Bounce The Bottom

By literally bouncing the bottom of the water, you can create deeper ripples that draw Lake Trout from much farther away by using good 20–30 pound test line and a sturdy 30–pound fluorocarbon leader. Your job is to handle them up from the depths, make the grab, and have a professional photographer take your picture.

Be Vigilant

It pays to keep an eye out rather than just casting blindly when fishing a large lake, even though it may not be as exciting as pursuing trout in a river run. A productive area can be identified by remaining vigilant and keeping an eye out for baitfish concentrations, (surface or sounder) groups of feeding water birds, flowing water or winlanes, as well as the obvious, moving trout. 

Fish The Cooler Waters

Since lake trout prefer cooler water climates, they tend to move deeper into the water column as the surface temperature rises. The best conditions for trout fishing on Kasba are usually cloudy with little wind because the lake’s consistently cold waters throughout the summer mean you won’t have to search too far or too deep.

Use Depth Finders

It would be much simpler to plan your entire fishing trip if you could map the lake trout’s swim patterns. You shouldn’t think of using depth finders as “cheating,” but rather as becoming “well-informed” of your surroundings. Below 30 feet off of shoals and reef structure, many trout schools congregate.

Know Your Equipment

When searching for trophy Lake Trout, medium-heavy 7′ rods with at least 20 pound of test line should do the trick.

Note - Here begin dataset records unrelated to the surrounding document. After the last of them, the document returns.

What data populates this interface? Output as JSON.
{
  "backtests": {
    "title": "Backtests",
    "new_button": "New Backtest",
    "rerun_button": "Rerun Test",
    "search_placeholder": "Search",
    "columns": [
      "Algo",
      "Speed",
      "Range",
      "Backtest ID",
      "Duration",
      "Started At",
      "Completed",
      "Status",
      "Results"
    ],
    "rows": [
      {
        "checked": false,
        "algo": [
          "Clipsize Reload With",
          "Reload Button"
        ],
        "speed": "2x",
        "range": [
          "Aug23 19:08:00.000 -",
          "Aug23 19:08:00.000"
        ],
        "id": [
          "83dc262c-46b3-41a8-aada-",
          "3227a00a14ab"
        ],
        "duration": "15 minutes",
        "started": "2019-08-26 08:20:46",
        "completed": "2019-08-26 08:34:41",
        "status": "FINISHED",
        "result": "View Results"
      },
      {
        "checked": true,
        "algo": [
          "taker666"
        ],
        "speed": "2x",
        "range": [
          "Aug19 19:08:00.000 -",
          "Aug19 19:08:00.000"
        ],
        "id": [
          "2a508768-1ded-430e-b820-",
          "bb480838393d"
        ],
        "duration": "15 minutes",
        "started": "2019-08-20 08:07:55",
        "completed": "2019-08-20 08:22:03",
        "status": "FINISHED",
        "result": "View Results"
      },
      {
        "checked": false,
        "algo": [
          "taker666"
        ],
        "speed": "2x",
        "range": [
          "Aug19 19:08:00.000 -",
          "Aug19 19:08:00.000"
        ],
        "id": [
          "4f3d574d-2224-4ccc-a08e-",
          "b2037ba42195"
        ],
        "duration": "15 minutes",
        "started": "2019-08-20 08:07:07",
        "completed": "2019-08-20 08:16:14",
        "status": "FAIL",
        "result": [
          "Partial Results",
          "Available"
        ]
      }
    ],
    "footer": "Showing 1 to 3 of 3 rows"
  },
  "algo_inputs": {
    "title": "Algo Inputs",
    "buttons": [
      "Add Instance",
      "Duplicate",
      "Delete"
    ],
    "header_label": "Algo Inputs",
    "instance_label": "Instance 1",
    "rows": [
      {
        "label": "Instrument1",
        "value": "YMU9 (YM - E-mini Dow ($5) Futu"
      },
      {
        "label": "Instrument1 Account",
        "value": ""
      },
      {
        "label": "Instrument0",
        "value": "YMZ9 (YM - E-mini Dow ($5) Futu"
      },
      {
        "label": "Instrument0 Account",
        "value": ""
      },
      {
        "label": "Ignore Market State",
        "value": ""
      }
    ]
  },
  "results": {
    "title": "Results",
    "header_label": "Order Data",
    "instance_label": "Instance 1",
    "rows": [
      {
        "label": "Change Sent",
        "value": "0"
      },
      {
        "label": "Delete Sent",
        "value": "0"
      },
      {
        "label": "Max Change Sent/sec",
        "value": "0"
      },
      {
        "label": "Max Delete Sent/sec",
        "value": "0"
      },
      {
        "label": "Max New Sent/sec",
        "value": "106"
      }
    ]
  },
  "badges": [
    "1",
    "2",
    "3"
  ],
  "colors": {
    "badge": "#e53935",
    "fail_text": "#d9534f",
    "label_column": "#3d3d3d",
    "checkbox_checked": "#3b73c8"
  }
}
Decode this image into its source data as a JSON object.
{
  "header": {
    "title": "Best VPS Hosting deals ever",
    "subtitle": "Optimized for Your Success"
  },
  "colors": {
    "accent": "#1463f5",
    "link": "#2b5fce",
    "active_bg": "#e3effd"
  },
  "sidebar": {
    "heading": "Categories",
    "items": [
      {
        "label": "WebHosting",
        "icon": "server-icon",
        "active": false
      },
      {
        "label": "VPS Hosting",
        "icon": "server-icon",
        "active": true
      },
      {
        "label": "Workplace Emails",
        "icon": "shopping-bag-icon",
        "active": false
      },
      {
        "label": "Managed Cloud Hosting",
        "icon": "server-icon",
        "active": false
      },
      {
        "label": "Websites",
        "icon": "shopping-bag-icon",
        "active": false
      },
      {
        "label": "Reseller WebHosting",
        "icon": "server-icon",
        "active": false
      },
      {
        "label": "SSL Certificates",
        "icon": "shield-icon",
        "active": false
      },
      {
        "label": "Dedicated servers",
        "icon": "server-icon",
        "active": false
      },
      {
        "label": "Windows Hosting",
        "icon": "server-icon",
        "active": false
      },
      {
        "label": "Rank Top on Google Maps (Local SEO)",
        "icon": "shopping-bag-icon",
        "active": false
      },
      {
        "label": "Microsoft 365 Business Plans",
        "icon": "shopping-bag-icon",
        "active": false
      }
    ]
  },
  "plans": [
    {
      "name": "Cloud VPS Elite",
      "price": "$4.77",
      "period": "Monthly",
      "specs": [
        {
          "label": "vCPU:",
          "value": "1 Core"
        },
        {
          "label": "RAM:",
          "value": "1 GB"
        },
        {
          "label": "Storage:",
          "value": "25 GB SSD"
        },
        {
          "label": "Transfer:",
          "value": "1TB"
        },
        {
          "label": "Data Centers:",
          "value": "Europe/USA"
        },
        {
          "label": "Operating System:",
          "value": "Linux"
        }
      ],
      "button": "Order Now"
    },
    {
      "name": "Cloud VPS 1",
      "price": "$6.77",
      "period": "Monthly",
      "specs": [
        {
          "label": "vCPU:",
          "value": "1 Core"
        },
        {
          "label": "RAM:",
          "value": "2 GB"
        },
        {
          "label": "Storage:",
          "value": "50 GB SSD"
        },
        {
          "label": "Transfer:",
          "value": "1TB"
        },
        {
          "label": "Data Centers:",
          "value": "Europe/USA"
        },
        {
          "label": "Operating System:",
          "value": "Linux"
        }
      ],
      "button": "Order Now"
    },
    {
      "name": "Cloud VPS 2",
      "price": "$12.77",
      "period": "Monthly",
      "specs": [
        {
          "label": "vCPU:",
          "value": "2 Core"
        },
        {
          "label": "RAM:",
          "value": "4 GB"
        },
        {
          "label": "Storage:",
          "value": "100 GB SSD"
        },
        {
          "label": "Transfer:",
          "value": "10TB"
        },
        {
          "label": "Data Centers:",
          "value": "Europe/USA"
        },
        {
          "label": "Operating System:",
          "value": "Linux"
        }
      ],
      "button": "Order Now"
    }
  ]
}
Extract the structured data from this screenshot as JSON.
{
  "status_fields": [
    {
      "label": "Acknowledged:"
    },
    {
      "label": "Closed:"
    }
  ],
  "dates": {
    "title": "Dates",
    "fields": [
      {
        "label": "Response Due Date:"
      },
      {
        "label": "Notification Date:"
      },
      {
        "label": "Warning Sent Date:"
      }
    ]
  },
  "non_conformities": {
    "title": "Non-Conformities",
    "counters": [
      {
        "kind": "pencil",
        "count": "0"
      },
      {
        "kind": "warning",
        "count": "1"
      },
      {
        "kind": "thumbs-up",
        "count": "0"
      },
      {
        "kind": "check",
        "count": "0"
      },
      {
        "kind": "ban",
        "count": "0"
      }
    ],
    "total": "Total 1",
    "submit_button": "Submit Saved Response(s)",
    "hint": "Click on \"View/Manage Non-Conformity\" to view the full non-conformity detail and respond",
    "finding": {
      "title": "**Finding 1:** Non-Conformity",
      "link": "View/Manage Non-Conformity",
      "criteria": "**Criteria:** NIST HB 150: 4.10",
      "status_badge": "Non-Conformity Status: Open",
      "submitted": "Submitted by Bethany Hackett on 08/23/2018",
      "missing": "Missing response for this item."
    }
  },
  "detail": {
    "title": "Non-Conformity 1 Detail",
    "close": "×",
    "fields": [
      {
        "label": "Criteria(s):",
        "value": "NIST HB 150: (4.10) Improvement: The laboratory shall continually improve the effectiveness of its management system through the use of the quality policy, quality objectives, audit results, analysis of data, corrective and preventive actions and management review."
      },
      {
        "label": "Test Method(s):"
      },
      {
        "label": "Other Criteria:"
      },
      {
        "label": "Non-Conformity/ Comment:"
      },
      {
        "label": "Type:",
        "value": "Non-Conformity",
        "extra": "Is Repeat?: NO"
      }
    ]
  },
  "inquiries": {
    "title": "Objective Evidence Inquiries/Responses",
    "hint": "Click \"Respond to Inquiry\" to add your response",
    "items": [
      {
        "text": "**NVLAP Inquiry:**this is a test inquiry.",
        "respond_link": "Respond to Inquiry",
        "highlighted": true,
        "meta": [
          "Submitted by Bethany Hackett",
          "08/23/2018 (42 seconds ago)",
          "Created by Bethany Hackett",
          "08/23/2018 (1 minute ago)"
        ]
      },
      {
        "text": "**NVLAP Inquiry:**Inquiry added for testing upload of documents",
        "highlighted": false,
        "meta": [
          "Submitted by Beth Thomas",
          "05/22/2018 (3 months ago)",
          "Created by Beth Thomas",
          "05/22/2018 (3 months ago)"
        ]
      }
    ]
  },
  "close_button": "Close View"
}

However, if you’re looking for some fast-paced action, a lighter option like a light-medium action rod with 6 to 10 pound test line can make for an exciting afternoon. You should be able to get assistance choosing the necessary tackle at your neighborhood fishing store.


If you live nearby and want to stock your freezer with fish, lake trout fishing is a great place to start.

The cooler waters these fish reside in make them a fantastic three-season option, despite the fact that summer fishing can be challenging. Wishing you luck on the water and a delicious meal!